### THE TASK
Looking at the data below, report how many lines contain "about", with no other words.

Element data from apps and pages
....
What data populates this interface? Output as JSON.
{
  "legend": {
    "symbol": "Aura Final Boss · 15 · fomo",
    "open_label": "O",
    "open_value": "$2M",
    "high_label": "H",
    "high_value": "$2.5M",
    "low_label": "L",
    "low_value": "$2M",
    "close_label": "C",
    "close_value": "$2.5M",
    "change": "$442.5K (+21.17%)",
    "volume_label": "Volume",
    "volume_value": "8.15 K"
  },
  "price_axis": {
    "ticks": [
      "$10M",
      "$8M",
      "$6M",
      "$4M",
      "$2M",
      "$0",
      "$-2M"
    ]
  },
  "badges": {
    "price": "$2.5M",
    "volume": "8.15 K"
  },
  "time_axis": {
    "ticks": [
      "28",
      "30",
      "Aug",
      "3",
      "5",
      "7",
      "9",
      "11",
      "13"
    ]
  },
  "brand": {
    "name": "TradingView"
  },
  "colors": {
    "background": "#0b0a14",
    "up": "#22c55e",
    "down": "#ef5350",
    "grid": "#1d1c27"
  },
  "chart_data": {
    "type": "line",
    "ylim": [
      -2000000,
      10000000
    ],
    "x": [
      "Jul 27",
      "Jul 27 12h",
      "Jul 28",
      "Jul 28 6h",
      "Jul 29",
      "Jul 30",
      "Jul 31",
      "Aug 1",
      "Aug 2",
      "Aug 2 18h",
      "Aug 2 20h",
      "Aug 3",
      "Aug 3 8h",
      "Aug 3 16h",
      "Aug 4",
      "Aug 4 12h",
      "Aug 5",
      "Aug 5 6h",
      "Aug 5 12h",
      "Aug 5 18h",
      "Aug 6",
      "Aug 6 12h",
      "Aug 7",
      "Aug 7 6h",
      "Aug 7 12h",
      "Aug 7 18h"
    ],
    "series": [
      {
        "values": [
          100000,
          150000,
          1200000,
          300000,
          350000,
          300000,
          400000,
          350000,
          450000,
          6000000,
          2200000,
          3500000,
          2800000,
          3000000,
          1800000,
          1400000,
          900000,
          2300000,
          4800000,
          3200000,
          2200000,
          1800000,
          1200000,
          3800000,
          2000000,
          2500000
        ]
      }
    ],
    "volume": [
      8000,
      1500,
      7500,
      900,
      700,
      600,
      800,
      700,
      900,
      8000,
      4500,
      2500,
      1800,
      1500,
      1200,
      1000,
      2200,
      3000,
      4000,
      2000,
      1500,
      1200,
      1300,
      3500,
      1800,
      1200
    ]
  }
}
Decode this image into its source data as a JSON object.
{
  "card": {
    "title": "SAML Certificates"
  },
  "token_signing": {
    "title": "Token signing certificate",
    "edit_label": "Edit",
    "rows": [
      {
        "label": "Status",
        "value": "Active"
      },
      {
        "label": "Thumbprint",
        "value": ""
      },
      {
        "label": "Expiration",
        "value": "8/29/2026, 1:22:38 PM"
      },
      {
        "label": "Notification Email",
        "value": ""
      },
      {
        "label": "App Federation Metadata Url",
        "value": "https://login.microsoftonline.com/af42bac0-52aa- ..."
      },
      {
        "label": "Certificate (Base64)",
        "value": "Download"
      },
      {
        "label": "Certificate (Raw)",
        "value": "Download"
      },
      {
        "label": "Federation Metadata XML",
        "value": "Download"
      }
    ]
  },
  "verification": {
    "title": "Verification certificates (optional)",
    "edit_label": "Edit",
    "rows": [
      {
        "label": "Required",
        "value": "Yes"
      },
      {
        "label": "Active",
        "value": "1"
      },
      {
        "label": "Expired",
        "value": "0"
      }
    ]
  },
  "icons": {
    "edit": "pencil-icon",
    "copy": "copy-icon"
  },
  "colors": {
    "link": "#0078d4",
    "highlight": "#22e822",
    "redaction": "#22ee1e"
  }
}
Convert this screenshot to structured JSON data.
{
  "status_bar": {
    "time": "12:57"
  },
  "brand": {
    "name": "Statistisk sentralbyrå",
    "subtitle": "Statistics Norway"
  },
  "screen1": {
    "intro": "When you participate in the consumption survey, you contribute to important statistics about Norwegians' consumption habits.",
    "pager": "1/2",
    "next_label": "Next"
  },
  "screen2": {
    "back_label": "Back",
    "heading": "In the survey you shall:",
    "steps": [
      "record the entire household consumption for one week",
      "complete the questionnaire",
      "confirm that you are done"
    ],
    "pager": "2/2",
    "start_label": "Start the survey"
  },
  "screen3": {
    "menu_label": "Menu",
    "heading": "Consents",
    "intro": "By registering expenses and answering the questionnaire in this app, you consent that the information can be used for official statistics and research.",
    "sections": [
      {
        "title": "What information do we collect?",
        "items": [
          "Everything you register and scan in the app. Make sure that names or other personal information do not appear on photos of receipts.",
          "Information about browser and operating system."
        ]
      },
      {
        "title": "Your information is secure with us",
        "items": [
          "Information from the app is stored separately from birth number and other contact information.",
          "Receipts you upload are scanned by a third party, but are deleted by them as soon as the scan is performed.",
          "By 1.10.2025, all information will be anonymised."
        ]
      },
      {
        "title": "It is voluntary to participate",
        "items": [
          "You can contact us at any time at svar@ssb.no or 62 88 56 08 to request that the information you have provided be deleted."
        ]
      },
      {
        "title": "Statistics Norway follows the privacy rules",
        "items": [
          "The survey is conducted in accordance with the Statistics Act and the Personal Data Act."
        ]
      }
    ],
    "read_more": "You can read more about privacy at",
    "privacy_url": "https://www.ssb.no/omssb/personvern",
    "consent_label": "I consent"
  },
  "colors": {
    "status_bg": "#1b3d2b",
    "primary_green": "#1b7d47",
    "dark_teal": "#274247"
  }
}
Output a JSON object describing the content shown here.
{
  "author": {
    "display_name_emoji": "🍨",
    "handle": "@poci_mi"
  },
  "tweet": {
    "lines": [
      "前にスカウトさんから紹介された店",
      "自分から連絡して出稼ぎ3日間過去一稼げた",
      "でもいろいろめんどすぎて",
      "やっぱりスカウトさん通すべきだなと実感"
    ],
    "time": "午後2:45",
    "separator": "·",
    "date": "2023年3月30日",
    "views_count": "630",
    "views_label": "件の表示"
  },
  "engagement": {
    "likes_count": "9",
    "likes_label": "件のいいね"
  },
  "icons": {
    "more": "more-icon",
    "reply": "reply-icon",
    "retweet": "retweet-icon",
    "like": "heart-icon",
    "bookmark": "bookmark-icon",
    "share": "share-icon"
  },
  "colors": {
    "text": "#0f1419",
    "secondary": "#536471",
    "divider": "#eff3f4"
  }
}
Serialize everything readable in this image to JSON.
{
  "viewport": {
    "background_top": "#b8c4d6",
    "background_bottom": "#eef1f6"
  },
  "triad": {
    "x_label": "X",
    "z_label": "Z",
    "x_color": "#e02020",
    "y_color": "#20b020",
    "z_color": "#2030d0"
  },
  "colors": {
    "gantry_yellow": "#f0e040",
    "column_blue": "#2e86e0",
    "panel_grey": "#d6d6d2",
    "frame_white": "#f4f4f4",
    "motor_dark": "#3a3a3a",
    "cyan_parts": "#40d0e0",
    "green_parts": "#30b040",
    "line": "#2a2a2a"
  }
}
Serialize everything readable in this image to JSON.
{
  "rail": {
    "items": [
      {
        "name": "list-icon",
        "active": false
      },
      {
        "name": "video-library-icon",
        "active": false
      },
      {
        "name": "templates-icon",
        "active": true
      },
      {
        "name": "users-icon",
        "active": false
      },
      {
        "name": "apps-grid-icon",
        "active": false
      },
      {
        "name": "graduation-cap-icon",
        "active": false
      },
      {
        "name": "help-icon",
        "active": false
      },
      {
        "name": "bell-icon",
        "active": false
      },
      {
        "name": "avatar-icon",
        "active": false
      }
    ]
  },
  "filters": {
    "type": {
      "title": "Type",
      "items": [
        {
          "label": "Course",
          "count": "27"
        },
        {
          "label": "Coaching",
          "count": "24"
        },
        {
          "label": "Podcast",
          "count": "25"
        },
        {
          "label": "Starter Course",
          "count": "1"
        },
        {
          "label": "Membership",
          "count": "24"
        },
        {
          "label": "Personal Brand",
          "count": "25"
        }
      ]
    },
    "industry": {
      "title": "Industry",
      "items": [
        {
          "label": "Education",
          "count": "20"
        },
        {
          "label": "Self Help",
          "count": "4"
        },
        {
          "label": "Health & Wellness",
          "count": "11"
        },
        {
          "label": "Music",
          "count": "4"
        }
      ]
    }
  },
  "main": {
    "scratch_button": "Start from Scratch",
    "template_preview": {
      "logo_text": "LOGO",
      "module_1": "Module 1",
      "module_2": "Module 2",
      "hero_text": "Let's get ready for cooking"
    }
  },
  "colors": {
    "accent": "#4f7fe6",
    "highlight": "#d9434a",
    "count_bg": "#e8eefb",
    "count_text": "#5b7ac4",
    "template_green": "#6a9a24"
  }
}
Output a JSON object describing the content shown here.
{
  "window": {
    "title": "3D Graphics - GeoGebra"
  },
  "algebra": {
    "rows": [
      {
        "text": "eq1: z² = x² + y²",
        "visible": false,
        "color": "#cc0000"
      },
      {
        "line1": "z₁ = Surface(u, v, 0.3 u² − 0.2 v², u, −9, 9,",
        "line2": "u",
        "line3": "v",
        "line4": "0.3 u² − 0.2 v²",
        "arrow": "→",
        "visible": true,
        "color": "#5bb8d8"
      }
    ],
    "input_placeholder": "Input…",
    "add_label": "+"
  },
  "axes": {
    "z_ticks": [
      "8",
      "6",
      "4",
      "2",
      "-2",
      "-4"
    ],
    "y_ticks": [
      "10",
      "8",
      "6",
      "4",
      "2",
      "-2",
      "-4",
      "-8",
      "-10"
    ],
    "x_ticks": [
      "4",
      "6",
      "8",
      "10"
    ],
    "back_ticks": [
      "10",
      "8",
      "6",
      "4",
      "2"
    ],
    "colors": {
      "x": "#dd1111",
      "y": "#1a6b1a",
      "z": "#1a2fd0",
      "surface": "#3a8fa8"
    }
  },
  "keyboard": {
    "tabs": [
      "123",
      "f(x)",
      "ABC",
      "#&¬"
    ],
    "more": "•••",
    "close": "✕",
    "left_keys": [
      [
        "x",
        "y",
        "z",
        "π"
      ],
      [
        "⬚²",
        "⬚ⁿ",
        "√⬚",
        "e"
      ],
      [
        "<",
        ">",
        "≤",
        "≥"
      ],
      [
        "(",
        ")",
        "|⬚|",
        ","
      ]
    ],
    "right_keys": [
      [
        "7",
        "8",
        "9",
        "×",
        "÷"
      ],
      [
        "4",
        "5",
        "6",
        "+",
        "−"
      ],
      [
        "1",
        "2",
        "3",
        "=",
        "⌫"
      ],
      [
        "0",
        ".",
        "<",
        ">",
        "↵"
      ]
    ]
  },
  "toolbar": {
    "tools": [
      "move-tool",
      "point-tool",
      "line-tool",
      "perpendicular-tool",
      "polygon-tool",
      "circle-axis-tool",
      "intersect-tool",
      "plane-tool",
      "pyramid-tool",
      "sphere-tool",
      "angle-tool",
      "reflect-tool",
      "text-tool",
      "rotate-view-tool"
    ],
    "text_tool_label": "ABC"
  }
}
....
### ANSWER SPACE
3